Landing to the north in Venice. This approach brings passengers sitting on the right hand side of the plane almost over the city with its warren of canals, palazzi, campos and gelaterias. It is easy to pick out St. Marks, Santa Maria della Salute, the train station and see the fish shape of the city from the air.


Take off to the north or landing to the south at Reagan-National in Washington, DC. On take-off sit on the right hand side of the plane and for landing get a left-hand window. The view as the plane glides past the television towers, the National Cathedral, then the Watergate Complex, the Kennedy Center, the White House, Lincoln Memorial, Capitol, Washington Monument and Jefferson Memorial is as good as it gets on a clear day. Even at night, with the buildings lit up, the view is delicious.


Landing to the south at Newark. Sit on the left-hand side of the plane and hope for a clear day. The landing approach takes the plane right to the western shore of the Hudson River. The George Washington Bridge, Columbia, Central Park, mid-town, the Empire State Building, Greenwich Village and Battery Park all slide by. Landing at sunset is a treat, with the entire city glistening a sparkling golden yellow in the end-of-day light.


Flying to the east of Sydney, Australia, making an approach to the airport. If you are lucky and sitting on the right-hand side of the plane, an early morning landing on a clear day is wonderful. In the distance, the highrise buildings of Sydney clearly show the city center and make the white Opera House and Harbor Bridge easy to find. The mouth of Sydney Harbor is flanked by Manly and Watson’s Bay, then the plane passes Bondi Beach before turning west to final approach at the airport.

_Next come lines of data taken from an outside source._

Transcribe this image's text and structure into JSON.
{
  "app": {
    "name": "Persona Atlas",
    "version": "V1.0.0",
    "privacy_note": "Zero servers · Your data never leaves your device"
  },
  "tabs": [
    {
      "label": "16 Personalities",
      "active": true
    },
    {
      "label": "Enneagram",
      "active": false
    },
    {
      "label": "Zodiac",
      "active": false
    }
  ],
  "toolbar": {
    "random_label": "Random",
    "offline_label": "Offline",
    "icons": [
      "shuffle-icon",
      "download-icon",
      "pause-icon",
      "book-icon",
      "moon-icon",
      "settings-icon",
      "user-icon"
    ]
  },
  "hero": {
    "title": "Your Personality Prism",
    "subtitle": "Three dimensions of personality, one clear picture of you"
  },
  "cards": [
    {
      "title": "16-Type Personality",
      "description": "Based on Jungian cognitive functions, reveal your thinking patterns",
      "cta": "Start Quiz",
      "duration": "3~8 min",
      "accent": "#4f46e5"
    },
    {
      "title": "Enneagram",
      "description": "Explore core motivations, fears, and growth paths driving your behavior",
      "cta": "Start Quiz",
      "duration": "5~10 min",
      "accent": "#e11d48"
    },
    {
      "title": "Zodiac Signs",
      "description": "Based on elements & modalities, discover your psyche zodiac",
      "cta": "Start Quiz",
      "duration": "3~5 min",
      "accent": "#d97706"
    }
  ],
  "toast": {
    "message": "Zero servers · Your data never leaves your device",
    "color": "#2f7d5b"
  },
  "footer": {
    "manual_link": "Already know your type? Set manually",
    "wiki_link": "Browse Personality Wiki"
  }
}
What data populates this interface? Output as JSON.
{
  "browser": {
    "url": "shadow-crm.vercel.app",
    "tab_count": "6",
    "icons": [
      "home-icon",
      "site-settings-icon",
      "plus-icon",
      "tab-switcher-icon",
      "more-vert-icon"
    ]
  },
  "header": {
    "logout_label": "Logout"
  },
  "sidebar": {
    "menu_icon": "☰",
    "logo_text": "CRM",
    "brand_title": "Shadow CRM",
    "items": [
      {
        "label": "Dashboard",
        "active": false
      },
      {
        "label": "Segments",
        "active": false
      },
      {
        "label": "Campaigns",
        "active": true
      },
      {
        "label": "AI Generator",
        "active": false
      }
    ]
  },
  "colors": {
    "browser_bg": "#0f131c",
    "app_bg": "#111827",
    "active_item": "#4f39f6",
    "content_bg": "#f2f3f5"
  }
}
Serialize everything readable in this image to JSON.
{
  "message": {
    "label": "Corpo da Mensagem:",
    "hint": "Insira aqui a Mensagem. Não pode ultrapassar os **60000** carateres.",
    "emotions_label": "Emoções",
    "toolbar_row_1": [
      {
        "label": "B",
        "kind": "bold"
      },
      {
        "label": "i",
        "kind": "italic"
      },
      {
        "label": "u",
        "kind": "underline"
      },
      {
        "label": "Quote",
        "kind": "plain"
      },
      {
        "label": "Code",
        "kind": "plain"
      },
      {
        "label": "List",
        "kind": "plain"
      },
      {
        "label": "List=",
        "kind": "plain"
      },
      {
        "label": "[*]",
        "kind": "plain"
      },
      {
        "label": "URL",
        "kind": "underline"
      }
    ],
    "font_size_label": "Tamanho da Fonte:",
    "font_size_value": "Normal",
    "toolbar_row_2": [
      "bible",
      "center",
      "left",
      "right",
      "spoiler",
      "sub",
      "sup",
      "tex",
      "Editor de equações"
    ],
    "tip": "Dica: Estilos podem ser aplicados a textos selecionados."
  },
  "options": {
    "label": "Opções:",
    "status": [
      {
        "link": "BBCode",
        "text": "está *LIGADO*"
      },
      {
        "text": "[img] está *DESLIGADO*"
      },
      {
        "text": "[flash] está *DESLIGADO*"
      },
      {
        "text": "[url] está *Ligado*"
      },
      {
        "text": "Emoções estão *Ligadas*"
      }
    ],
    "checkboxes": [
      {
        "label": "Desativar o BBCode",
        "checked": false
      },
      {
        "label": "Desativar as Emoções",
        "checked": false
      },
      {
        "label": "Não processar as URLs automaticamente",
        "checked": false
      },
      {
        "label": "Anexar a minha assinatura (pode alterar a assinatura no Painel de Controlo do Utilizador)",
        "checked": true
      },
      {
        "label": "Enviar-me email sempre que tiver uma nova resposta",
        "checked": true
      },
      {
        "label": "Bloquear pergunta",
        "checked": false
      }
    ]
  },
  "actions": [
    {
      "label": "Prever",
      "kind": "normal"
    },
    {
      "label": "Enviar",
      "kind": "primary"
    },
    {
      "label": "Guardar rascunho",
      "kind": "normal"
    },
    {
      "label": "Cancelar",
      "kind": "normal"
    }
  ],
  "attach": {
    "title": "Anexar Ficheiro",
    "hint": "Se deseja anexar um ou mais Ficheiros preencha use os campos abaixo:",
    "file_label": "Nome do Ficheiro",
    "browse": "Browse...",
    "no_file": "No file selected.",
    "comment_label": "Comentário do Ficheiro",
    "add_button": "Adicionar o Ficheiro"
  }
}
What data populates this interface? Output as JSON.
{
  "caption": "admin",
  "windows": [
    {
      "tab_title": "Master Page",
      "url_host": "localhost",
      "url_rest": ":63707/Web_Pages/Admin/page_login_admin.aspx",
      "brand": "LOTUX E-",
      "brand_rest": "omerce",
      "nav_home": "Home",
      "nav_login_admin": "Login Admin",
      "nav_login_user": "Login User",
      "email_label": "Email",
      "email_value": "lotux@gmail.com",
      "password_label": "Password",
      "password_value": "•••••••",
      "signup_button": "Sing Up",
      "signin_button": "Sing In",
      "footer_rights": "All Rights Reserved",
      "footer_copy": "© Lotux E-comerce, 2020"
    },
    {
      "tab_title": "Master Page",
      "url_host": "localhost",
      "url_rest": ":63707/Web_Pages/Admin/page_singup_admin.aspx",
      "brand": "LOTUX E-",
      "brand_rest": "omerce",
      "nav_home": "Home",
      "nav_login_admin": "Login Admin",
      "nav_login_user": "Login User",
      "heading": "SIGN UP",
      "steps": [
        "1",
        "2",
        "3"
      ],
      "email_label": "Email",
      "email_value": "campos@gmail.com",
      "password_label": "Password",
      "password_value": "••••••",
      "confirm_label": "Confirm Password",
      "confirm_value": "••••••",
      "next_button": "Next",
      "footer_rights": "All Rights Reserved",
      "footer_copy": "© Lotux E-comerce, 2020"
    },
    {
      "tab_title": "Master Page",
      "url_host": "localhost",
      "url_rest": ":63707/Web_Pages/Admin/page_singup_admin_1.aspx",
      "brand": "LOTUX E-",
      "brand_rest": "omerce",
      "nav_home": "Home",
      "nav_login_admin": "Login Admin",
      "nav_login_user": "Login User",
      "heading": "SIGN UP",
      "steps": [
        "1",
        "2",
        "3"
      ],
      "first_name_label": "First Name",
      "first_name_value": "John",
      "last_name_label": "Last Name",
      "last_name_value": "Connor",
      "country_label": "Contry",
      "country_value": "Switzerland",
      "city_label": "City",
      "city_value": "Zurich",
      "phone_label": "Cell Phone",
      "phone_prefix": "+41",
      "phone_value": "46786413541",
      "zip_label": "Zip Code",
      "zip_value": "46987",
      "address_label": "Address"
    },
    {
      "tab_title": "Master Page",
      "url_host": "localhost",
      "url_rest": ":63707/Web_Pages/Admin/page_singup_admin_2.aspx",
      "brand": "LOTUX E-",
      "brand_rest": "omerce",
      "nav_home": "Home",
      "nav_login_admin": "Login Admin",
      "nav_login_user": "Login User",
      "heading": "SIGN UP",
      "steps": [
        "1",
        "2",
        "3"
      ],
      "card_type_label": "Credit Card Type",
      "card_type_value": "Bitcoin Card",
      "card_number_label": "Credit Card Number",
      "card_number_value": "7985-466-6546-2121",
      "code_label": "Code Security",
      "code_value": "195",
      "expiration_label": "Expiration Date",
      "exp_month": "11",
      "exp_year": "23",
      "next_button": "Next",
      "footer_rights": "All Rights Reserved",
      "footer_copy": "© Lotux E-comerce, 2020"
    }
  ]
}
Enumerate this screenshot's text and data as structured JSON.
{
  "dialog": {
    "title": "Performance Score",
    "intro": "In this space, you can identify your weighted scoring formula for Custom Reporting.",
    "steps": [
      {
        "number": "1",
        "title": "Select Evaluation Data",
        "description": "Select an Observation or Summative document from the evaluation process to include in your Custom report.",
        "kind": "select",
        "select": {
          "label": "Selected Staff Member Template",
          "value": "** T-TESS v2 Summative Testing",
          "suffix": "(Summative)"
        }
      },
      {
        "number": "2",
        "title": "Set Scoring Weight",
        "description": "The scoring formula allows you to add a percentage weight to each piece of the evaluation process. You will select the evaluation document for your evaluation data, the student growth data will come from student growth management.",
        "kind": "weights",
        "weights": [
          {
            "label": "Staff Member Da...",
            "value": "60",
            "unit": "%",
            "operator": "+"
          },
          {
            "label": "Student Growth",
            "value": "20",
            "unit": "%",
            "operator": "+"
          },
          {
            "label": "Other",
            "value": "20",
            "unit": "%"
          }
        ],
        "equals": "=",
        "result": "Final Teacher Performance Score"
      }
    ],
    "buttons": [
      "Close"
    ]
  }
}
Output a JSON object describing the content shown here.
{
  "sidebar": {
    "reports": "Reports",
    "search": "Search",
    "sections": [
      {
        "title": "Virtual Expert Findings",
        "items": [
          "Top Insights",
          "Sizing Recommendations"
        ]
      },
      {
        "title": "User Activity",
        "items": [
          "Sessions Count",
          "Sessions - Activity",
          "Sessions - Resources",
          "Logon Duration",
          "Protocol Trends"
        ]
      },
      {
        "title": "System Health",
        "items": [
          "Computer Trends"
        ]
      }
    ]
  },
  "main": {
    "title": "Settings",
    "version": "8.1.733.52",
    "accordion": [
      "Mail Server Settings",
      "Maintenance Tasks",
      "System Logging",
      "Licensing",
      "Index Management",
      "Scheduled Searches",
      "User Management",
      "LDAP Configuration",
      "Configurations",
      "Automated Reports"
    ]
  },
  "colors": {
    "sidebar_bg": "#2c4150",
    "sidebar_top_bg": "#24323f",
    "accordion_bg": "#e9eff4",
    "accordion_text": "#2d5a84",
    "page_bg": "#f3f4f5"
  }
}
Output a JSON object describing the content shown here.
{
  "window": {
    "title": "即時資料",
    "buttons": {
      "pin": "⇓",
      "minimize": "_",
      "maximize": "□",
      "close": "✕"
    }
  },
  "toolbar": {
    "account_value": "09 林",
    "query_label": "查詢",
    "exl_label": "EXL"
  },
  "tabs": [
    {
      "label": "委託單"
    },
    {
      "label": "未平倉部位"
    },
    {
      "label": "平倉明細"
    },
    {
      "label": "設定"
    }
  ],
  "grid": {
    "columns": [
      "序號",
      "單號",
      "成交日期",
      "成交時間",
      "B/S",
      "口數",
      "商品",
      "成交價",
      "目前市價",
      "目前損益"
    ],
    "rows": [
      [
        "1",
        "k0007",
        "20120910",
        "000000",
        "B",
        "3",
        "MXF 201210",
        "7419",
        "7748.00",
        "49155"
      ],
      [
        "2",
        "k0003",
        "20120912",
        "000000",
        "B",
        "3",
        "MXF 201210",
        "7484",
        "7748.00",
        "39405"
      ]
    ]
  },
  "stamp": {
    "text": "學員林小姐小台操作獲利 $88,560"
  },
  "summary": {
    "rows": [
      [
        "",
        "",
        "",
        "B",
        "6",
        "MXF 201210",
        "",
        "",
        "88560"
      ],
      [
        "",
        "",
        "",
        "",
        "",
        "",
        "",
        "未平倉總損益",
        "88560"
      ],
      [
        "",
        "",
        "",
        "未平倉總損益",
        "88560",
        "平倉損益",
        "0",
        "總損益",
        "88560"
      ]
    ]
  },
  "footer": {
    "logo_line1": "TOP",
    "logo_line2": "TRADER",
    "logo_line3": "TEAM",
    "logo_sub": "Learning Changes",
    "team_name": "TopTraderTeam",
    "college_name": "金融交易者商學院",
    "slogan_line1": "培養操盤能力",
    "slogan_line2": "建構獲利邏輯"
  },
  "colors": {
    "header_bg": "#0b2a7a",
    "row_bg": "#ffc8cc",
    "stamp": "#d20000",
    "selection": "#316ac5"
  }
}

Landing at Madrid, Spain. For me the beauty here is not the city or any manmade structures. I love the change of colors from almost black to dark reds to straw yellows to burnt sienna. Those changing colors and the shifting landscape from orchards to spreading fields and from river-cut ravines to dramatic plateaus is always captivating.

I’ve heard that landing in Rio is beautiful. I know the landing at Medellin, Columbia, is exciting as the plane passes between mountain peaks. I don’t remember my landings in Singapore, Bali, Phuket, Hong Kong or Bangkok. The approach to Geneva is always a treat and Frankfurt is forgettable.

What are some of your favorite views from an airline window?

Photos: Alps by Karen Cummings. Venice by Charles Leocha. Newark by www.allairports.net. Washington, DC, by allposters.com.